# Combination of 1981 glide reflections in $\mathbb{E}^2$ still a glide reflection?

I was wondering if the combination of 1981 glide reflections over different lines is still a glide reflection over a line in $$\mathbb{E}^2$$ (so every glide reflection can be over a different line). Or may there be only limited cases in which this is true?

A glide reflection is a combination of a translation along a line $$S$$ and a reflection over a line $$S$$. We can see it as: $$S_b: \mathbb{E}^2 \to \mathbb{E}^2: x \mapsto S_b(x) = x + 2\overrightarrow{x\pi_s(x)} + b$$ Here is $$\pi_s(x)$$ the intersectionpoint of the orthogonal projection on the mirrorline $$S$$ and $$S$$ itself. $$b$$ has the direction alongside $$S$$.

• Every orientation-reversing isometry of the plane is either a pure reflection or a glide reflection. Mar 23, 2019 at 15:51
• And is the combination of orientation-reversing isometries still an orientation-reversing isometry? Mar 23, 2019 at 16:01
• THe combination of an odd number of them is! Mar 23, 2019 at 16:06
• A composition of two orientation-reversing maps is orientation-preserving, and composition of an orientation-reversing and an orientation-preserving map is orientation-reversing. Mar 23, 2019 at 16:10
• @Wojowu this has gotten to the point where it's now worthy of an answer! Mar 23, 2019 at 16:19

Recall that every isometry is one of the following:

• the identity map,
• a rotation,
• a translation,
• a reflection,
• a glide reflection.

(if we allow degenerate cases, those classes overlap, but it doesn't matter)
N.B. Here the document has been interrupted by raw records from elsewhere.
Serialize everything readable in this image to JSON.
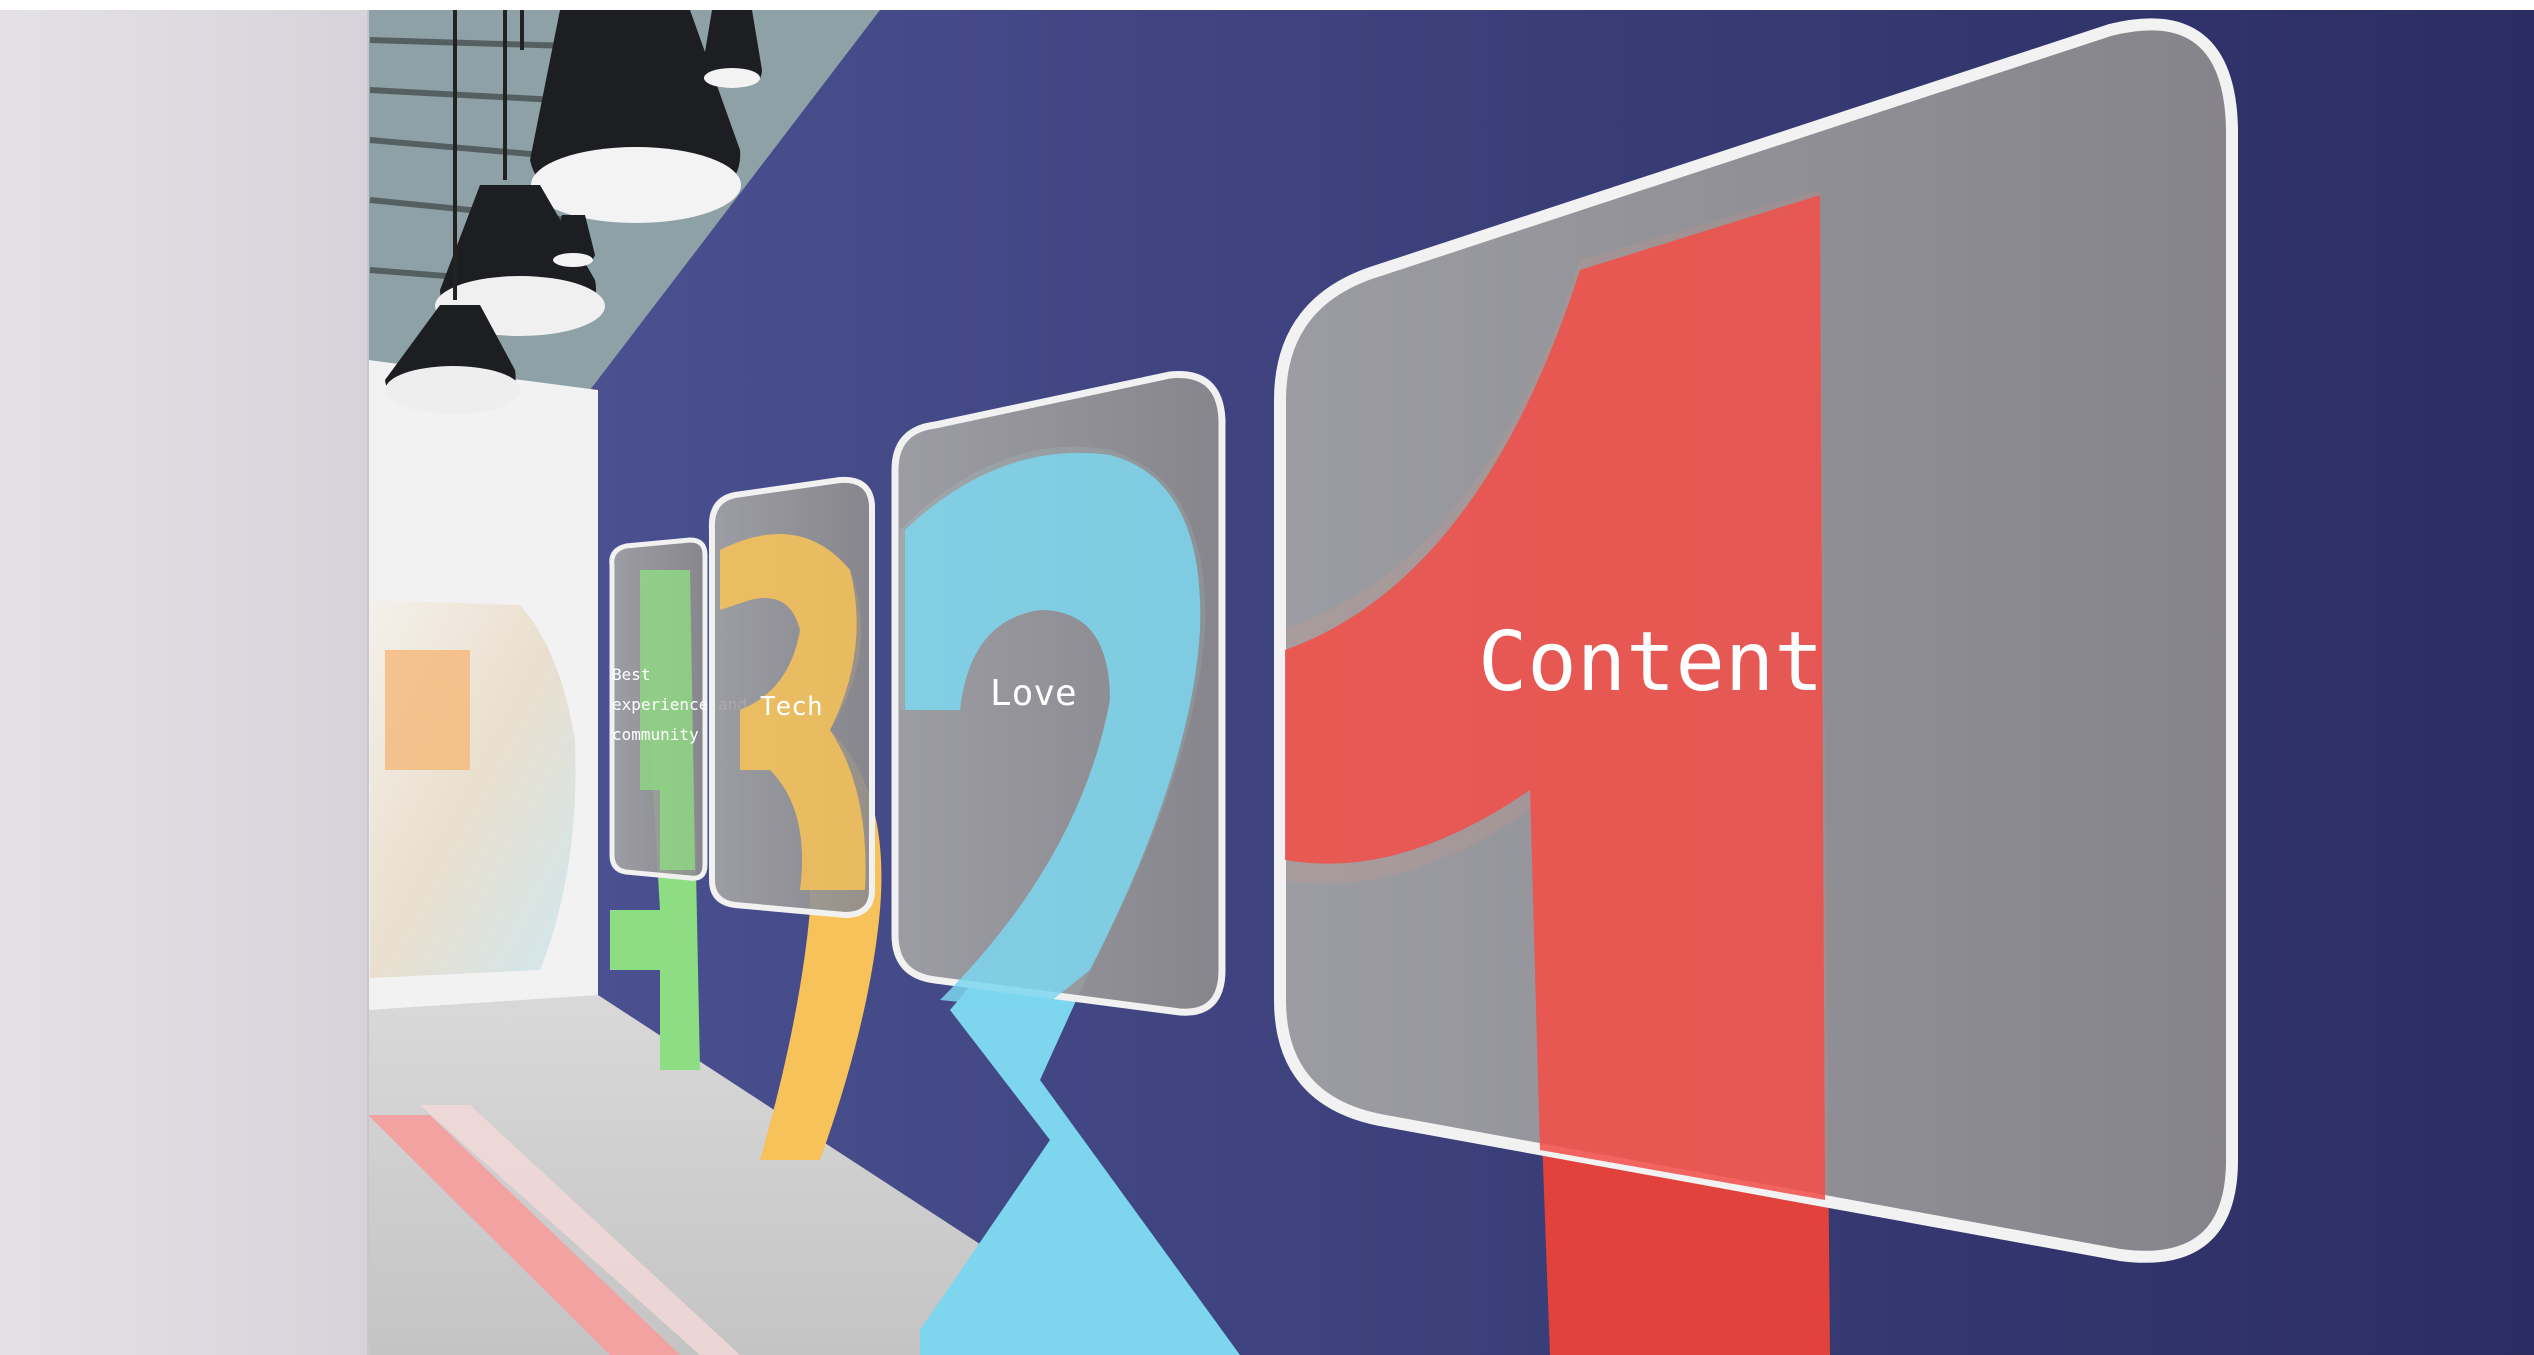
{
  "colors": {
    "wall_navy": "#3b3f7a",
    "wall_navy_dark": "#2b2d62",
    "number1_red": "#f0504a",
    "number2_cyan": "#7dd6ee",
    "number3_yellow": "#f7c259",
    "number4_green": "#8dde82",
    "panel_grey": "#9a9a9c",
    "panel_edge": "#f1f1f1",
    "floor": "#cfcfcf",
    "left_wall": "#e9e6ea",
    "lamp_black": "#1d1e22"
  },
  "panels": {
    "one": {
      "numeral": "1",
      "label": "Content"
    },
    "two": {
      "numeral": "2",
      "label": "Love"
    },
    "three": {
      "numeral": "3",
      "label": "Tech"
    },
    "four": {
      "numeral": "4",
      "label_lines": [
        "Best",
        "experience and",
        "community"
      ]
    }
  },
  "icons": [
    "pendant-lamp-icon"
  ]
}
Let me make the following ad-hoc definition: an isometry is orientation-preserving if it is the identity, a rotation or a translation, and it is orientation-reversing if it is a reflection or a glide reflection. We then have the following three results, which are relatively easy to verify case-by-case:

• A composition of two orientation-preserving isometries is orientation-preserving,
• A composition of two orientation-reverving isometries is orientation-preserving,
• A composition of an orientation-preserving isometry and an orientation-reverving isometry is orientation-reversing.
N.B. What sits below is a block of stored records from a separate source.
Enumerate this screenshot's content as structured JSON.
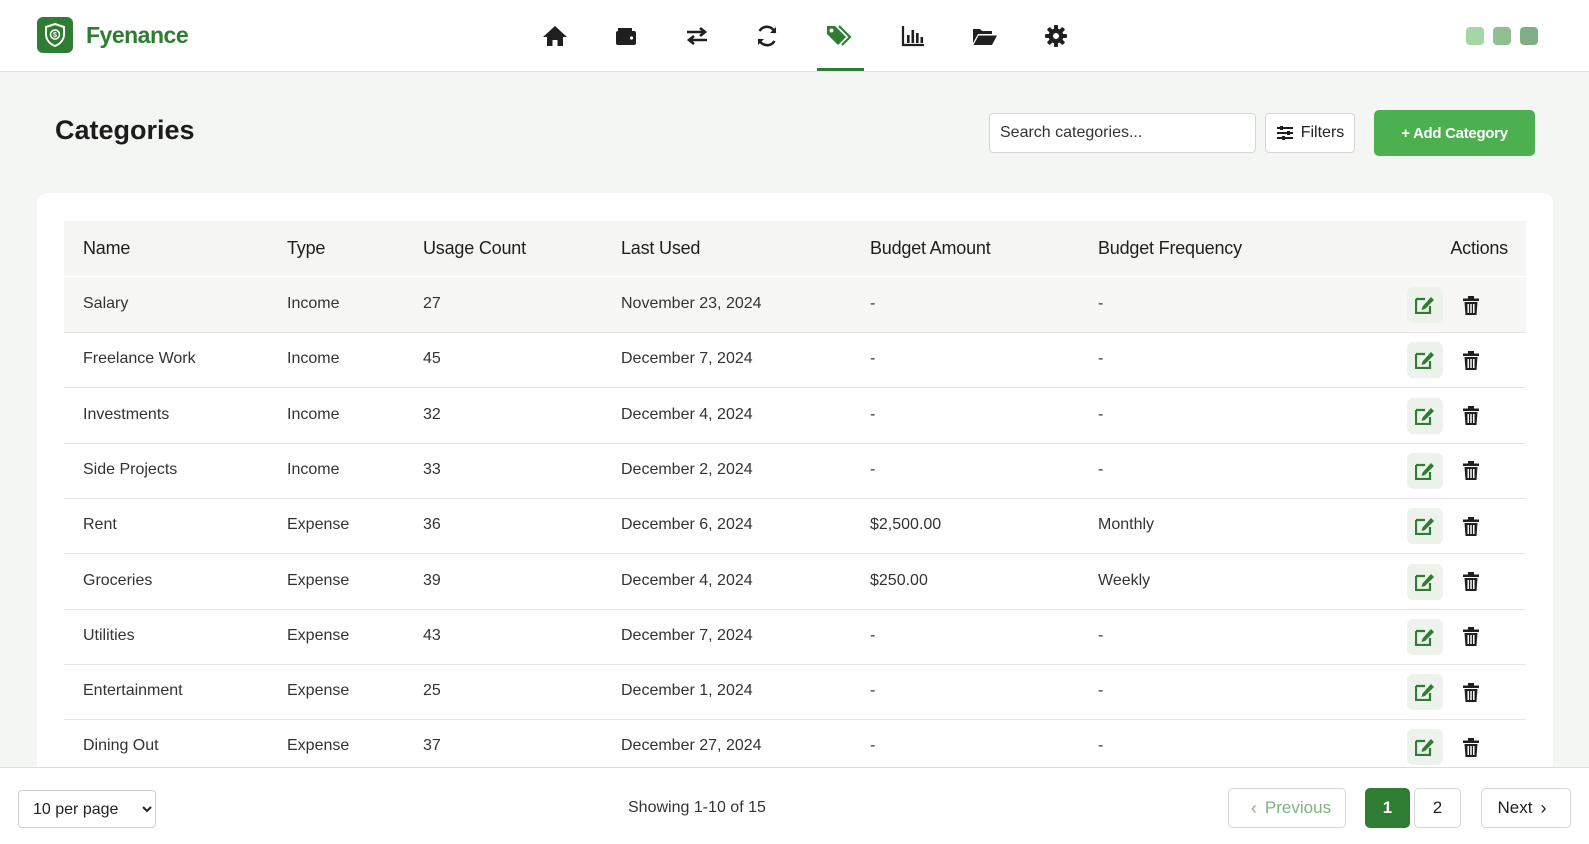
{
  "app": {
    "brand": "Fyenance"
  },
  "nav": {
    "icons": [
      "home-icon",
      "wallet-icon",
      "transfer-icon",
      "sync-icon",
      "tags-icon",
      "chart-icon",
      "folder-open-icon",
      "gear-icon"
    ],
    "active": "tags-icon"
  },
  "header": {
    "title": "Categories",
    "search_placeholder": "Search categories...",
    "filters_label": "Filters",
    "add_label": "+ Add Category"
  },
  "table": {
    "columns": [
      "Name",
      "Type",
      "Usage Count",
      "Last Used",
      "Budget Amount",
      "Budget Frequency",
      "Actions"
    ],
    "rows": [
      {
        "name": "Salary",
        "type": "Income",
        "usage": "27",
        "last_used": "November 23, 2024",
        "budget": "-",
        "freq": "-"
      },
      {
        "name": "Freelance Work",
        "type": "Income",
        "usage": "45",
        "last_used": "December 7, 2024",
        "budget": "-",
        "freq": "-"
      },
      {
        "name": "Investments",
        "type": "Income",
        "usage": "32",
        "last_used": "December 4, 2024",
        "budget": "-",
        "freq": "-"
      },
      {
        "name": "Side Projects",
        "type": "Income",
        "usage": "33",
        "last_used": "December 2, 2024",
        "budget": "-",
        "freq": "-"
      },
      {
        "name": "Rent",
        "type": "Expense",
        "usage": "36",
        "last_used": "December 6, 2024",
        "budget": "$2,500.00",
        "freq": "Monthly"
      },
      {
        "name": "Groceries",
        "type": "Expense",
        "usage": "39",
        "last_used": "December 4, 2024",
        "budget": "$250.00",
        "freq": "Weekly"
      },
      {
        "name": "Utilities",
        "type": "Expense",
        "usage": "43",
        "last_used": "December 7, 2024",
        "budget": "-",
        "freq": "-"
      },
      {
        "name": "Entertainment",
        "type": "Expense",
        "usage": "25",
        "last_used": "December 1, 2024",
        "budget": "-",
        "freq": "-"
      },
      {
        "name": "Dining Out",
        "type": "Expense",
        "usage": "37",
        "last_used": "December 27, 2024",
        "budget": "-",
        "freq": "-"
      }
    ]
  },
  "footer": {
    "per_page": "10 per page",
    "showing": "Showing 1-10 of 15",
    "previous": "Previous",
    "pages": [
      "1",
      "2"
    ],
    "next": "Next"
  },
  "colors": {
    "accent": "#2e7d32",
    "button": "#4caf50",
    "window_dots": [
      "#a5d6a7",
      "#8fbf92",
      "#7fae84"
    ]
  }
}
It is easy to deduce from those facts that a composition of an odd number of orientation-reversing is orientation-reversing (and of an even number is orientation-preserving). Therefore, a composition of 1981 glide reflections is still a glide reflection (or a pure reflection).

Now, let me just say that if you are willing to accept some linear algebra, then you can make all of the above less ad-hoc. Every isometry is an affine transformation, which means that it can be written as a composition of a translation and some invertible linear transformation. Let me denote the latter by $$T(A)$$ for an isometry $$A$$. A less ad-hoc definition is as follows: we call $$A$$ orientation-preserving if $$\det T(A)>0$$ and orientation-reversing if $$\det T(A)<0$$.

It's not hard to check that $$T(A\circ B)=T(A)\circ T(B)$$, therefore $$\det T(A\circ B)=\det(T(A)\circ T(B))=\det T(A)\cdot\det T(B).$$ From this it's very easy to deduce an odd number of orientation-reversing maps compose to an orientation-reversing map, and now we are done once we check that glide reflections are orientation-reversing (straightforward) and vice versa (less obvious, requires classification of isometries).